**Assigned task**
Keeping every line intact, print the records that follow.

[Interface dataset entries]
§

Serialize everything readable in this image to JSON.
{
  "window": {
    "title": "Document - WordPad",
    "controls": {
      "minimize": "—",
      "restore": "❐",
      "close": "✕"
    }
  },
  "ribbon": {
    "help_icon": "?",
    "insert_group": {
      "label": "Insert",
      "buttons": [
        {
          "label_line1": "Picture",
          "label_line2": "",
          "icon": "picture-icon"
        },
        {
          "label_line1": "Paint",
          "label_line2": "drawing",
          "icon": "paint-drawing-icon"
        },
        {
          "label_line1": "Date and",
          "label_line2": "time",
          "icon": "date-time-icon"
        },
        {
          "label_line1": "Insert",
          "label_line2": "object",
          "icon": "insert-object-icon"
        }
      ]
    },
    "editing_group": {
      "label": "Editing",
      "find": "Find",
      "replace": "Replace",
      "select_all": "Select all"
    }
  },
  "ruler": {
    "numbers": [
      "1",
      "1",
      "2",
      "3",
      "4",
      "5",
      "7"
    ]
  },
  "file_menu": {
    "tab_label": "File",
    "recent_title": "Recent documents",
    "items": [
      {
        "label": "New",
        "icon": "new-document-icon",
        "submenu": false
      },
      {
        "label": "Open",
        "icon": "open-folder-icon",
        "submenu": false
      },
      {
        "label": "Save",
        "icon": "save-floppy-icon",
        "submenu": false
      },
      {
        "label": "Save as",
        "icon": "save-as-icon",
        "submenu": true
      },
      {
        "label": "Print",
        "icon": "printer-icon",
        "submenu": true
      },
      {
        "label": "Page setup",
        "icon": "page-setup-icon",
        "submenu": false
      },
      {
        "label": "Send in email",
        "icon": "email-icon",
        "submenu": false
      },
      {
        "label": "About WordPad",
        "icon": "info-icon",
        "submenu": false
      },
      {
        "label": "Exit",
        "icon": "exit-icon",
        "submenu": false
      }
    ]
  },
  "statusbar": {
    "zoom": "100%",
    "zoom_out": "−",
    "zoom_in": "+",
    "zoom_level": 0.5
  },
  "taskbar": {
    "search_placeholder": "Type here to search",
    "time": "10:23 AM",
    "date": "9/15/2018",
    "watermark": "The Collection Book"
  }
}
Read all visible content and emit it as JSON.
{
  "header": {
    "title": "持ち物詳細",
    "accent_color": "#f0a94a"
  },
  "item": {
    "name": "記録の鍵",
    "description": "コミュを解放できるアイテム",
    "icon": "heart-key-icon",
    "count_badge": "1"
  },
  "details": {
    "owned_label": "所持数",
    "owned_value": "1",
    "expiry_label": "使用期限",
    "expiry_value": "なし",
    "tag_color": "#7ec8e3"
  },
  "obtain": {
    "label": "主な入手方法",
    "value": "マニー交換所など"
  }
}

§

**Exercise solution**
Serialize everything readable in this image to JSON.
{
  "window": {
    "title": "Document - WordPad",
    "controls": {
      "minimize": "—",
      "restore": "❐",
      "close": "✕"
    }
  },
  "ribbon": {
    "help_icon": "?",
    "insert_group": {
      "label": "Insert",
      "buttons": [
        {
          "label_line1": "Picture",
          "label_line2": "",
          "icon": "picture-icon"
        },
        {
          "label_line1": "Paint",
          "label_line2": "drawing",
          "icon": "paint-drawing-icon"
        },
        {
          "label_line1": "Date and",
          "label_line2": "time",
          "icon": "date-time-icon"
        },
        {
          "label_line1": "Insert",
          "label_line2": "object",
          "icon": "insert-object-icon"
        }
      ]
    },
    "editing_group": {
      "label": "Editing",
      "find": "Find",
      "replace": "Replace",
      "select_all": "Select all"
    }
  },
  "ruler": {
    "numbers": [
      "1",
      "1",
      "2",
      "3",
      "4",
      "5",
      "7"
    ]
  },
  "file_menu": {
    "tab_label": "File",
    "recent_title": "Recent documents",
    "items": [
      {
        "label": "New",
        "icon": "new-document-icon",
        "submenu": false
      },
      {
        "label": "Open",
        "icon": "open-folder-icon",
        "submenu": false
      },
      {
        "label": "Save",
        "icon": "save-floppy-icon",
        "submenu": false
      },
      {
        "label": "Save as",
        "icon": "save-as-icon",
        "submenu": true
      },
      {
        "label": "Print",
        "icon": "printer-icon",
        "submenu": true
      },
      {
        "label": "Page setup",
        "icon": "page-setup-icon",
        "submenu": false
      },
      {
        "label": "Send in email",
        "icon": "email-icon",
        "submenu": false
      },
      {
        "label": "About WordPad",
        "icon": "info-icon",
        "submenu": false
      },
      {
        "label": "Exit",
        "icon": "exit-icon",
        "submenu": false
      }
    ]
  },
  "statusbar": {
    "zoom": "100%",
    "zoom_out": "−",
    "zoom_in": "+",
    "zoom_level": 0.5
  },
  "taskbar": {
    "search_placeholder": "Type here to search",
    "time": "10:23 AM",
    "date": "9/15/2018",
    "watermark": "The Collection Book"
  }
}
Read all visible content and emit it as JSON.
{
  "header": {
    "title": "持ち物詳細",
    "accent_color": "#f0a94a"
  },
  "item": {
    "name": "記録の鍵",
    "description": "コミュを解放できるアイテム",
    "icon": "heart-key-icon",
    "count_badge": "1"
  },
  "details": {
    "owned_label": "所持数",
    "owned_value": "1",
    "expiry_label": "使用期限",
    "expiry_value": "なし",
    "tag_color": "#7ec8e3"
  },
  "obtain": {
    "label": "主な入手方法",
    "value": "マニー交換所など"
  }
}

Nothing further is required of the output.